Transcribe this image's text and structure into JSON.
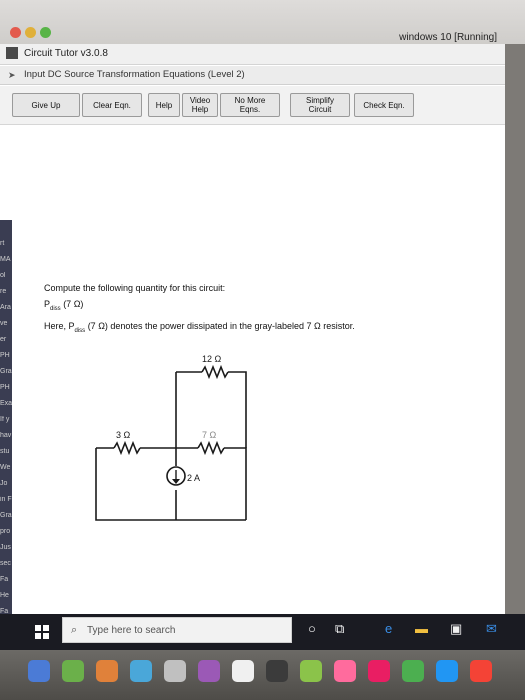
{
  "vm": {
    "title": "windows 10 [Running]"
  },
  "app": {
    "title": "Circuit Tutor v3.0.8",
    "subtitle": "Input DC Source Transformation Equations (Level 2)"
  },
  "toolbar": {
    "buttons": [
      {
        "id": "give-up",
        "label": "Give Up"
      },
      {
        "id": "clear-eqn",
        "label": "Clear Eqn."
      },
      {
        "id": "help",
        "label": "Help"
      },
      {
        "id": "video-help",
        "label": "Video\nHelp"
      },
      {
        "id": "no-more-eqns",
        "label": "No More\nEqns."
      },
      {
        "id": "simplify-circuit",
        "label": "Simplify\nCircuit"
      },
      {
        "id": "check-eqn",
        "label": "Check Eqn."
      }
    ]
  },
  "problem": {
    "prompt": "Compute the following quantity for this circuit:",
    "quantity_p": "P",
    "quantity_sub": "diss",
    "quantity_arg": " (7 Ω)",
    "here_prefix": "Here, P",
    "here_sub": "diss",
    "here_rest": " (7 Ω) denotes the power dissipated in the gray-labeled 7 Ω resistor."
  },
  "circuit": {
    "r_top": "12 Ω",
    "r_left": "3 Ω",
    "r_right": "7 Ω",
    "source": "2 A",
    "colors": {
      "wire": "#1a1a1a",
      "gray_label": "#888888"
    }
  },
  "left_strip": [
    "rt",
    "MA",
    "ol",
    "re",
    "Ara",
    "ve",
    "er",
    "PH",
    "Gra",
    "PH",
    "Exa",
    "If y",
    "hav",
    "stu",
    "We",
    "Jo",
    "in F",
    "Gra",
    "pro",
    "Jus",
    "sec",
    "Fa",
    "He",
    "Fa"
  ],
  "taskbar": {
    "search_placeholder": "Type here to search"
  }
}
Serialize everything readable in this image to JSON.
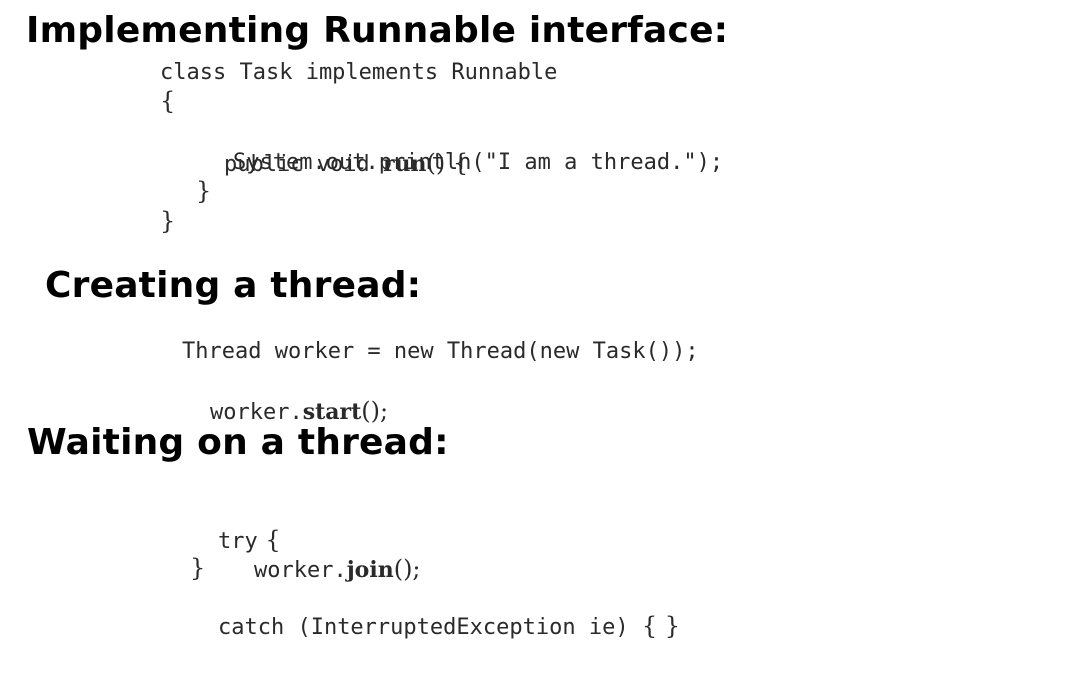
{
  "sections": [
    {
      "heading": "Implementing Runnable interface:",
      "code": {
        "l1": "class Task implements Runnable",
        "l2_brace": "{",
        "l3_pre": "public void ",
        "l3_bold": "run",
        "l3_post": "() {",
        "l4": "System.out.println(\"I am a thread.\");",
        "l5_brace": "}",
        "l6_brace": "}"
      }
    },
    {
      "heading": "Creating a thread:",
      "code": {
        "l1": "Thread worker = new Thread(new Task());",
        "l2_pre": "worker.",
        "l2_bold": "start",
        "l2_post": "();"
      }
    },
    {
      "heading": "Waiting on a thread:",
      "code": {
        "l1_kw": "try",
        "l1_brace": " {",
        "l2_pre": "worker.",
        "l2_bold": "join",
        "l2_post": "();",
        "l3_brace": "}",
        "l4_kw": "catch (InterruptedException ie) ",
        "l4_braces": "{ }"
      }
    }
  ]
}
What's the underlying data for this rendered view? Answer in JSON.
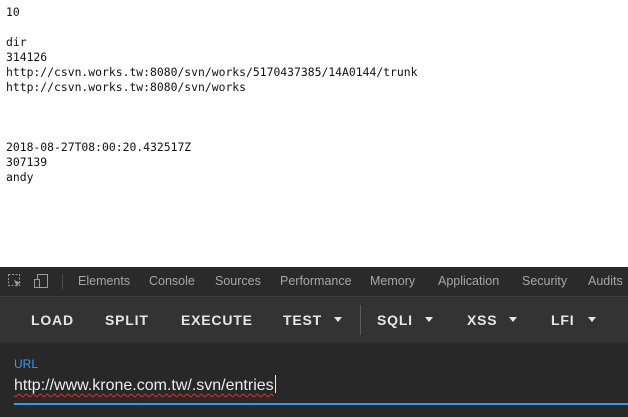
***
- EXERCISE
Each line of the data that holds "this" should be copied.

- RESPONSE
Transcribe this image's text and structure into JSON.
    "prompt": "Compute the following quantity for this circuit:",
Serialize everything readable in this image to JSON.
What's the underlying data for this rendered view? Answer in JSON.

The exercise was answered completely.